Retrieve every line from the records in which the word "icon" occurs.

========

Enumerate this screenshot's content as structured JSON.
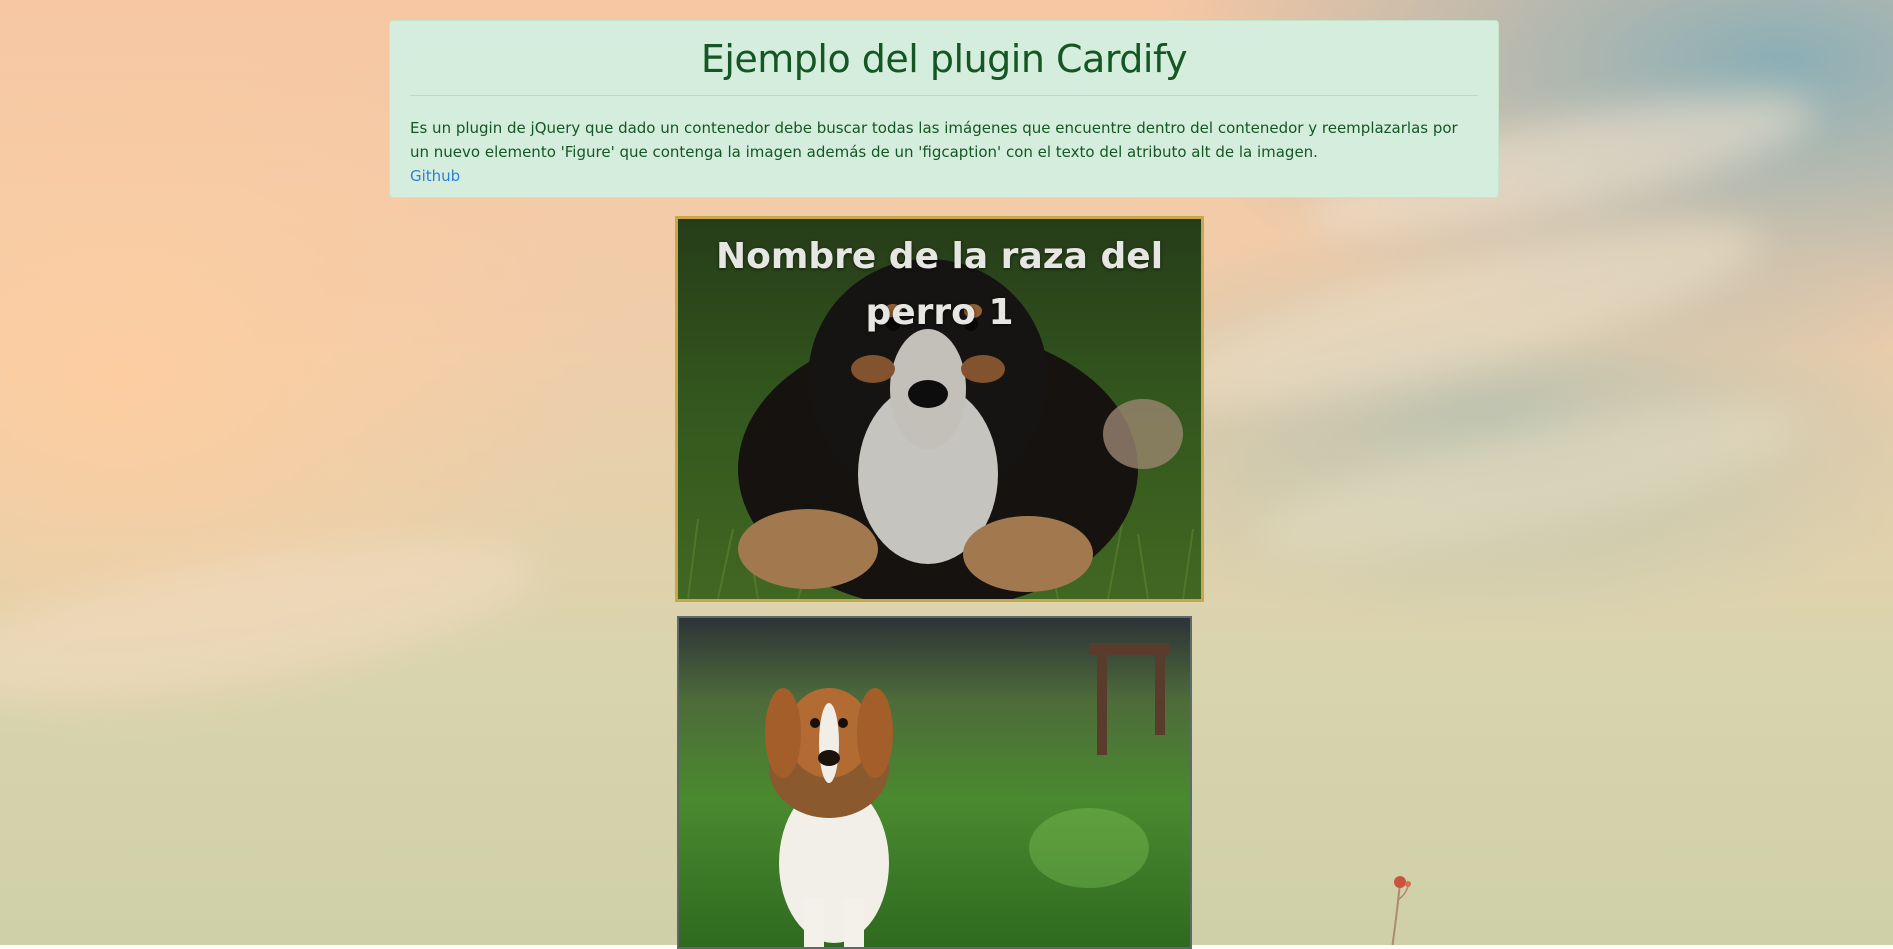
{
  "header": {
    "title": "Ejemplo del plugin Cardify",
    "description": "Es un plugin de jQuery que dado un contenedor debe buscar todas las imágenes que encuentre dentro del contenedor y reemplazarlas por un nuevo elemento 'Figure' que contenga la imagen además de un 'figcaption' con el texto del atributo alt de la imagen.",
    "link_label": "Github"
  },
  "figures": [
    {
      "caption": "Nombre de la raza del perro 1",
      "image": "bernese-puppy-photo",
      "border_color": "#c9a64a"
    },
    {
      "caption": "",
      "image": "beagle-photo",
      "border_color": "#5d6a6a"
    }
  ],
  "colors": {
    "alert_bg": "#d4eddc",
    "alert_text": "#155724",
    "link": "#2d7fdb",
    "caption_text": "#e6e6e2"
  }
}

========

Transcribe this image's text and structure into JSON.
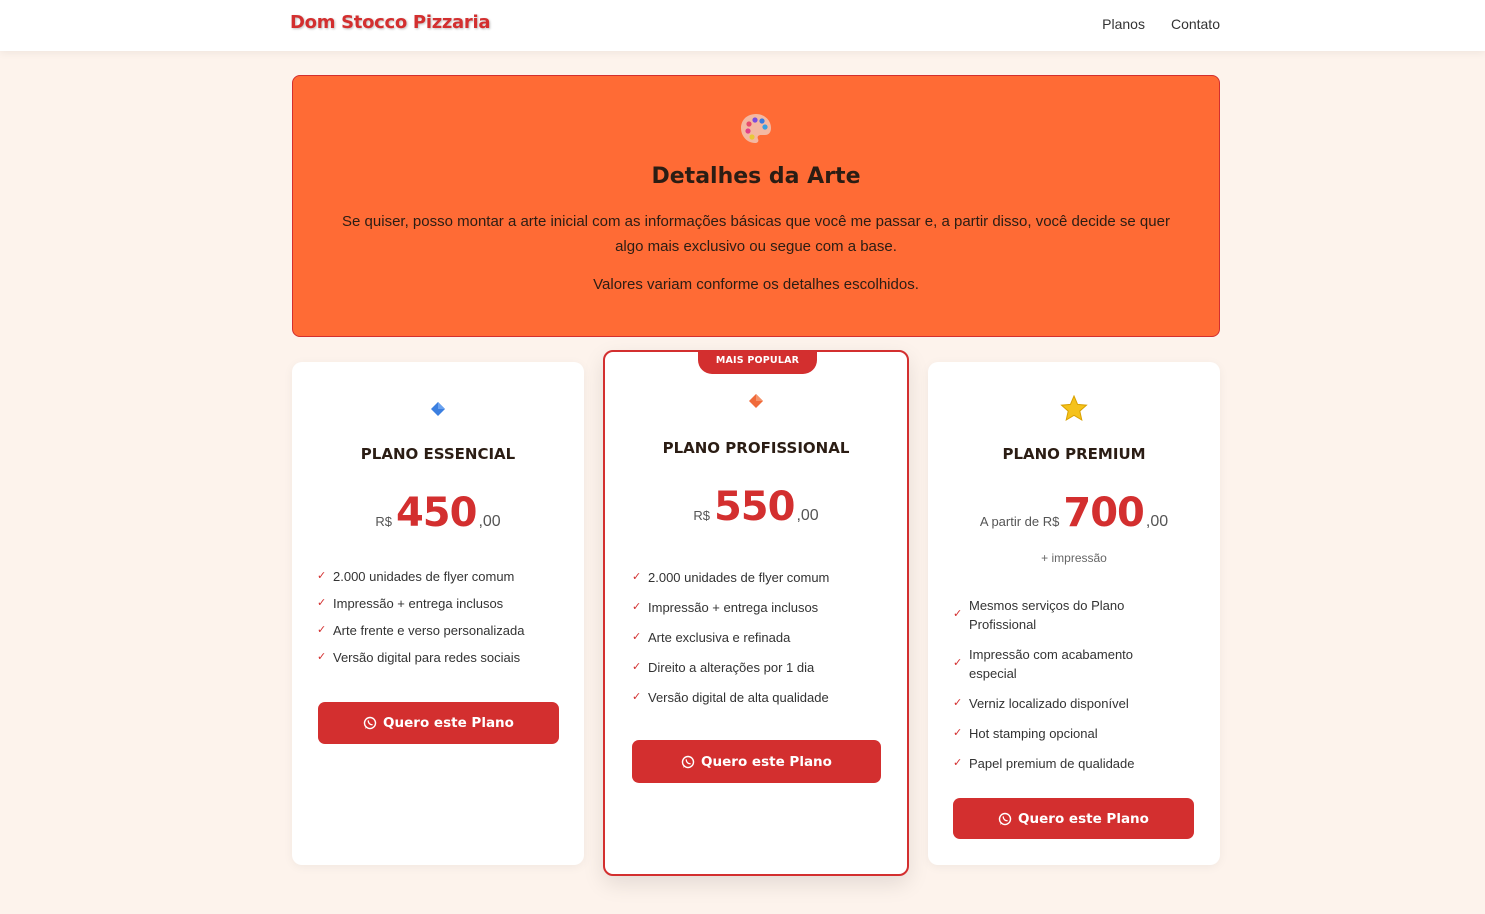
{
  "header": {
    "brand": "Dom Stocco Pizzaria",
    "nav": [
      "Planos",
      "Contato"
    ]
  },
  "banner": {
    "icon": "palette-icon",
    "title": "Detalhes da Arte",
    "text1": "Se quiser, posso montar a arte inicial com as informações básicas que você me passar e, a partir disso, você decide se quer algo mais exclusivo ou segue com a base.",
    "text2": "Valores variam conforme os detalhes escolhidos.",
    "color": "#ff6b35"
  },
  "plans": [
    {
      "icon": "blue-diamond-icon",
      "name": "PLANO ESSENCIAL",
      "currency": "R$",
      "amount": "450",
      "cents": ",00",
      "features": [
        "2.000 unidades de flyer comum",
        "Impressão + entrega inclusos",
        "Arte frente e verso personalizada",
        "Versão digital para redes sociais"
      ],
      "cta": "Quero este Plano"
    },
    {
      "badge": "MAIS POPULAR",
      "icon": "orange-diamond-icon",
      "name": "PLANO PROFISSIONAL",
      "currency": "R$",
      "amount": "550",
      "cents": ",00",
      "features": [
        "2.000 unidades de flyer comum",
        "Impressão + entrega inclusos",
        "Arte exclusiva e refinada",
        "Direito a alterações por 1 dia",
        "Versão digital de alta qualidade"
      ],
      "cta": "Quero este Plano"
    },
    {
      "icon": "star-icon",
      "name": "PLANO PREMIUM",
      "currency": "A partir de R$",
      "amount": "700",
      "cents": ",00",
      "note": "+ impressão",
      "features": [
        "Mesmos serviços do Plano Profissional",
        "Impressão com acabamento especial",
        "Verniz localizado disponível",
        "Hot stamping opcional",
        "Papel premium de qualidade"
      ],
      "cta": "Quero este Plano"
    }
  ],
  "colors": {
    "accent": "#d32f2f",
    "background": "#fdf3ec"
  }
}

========

### [Answer section]
    "icon": "palette-icon",
      "icon": "blue-diamond-icon",
      "icon": "orange-diamond-icon",
      "icon": "star-icon",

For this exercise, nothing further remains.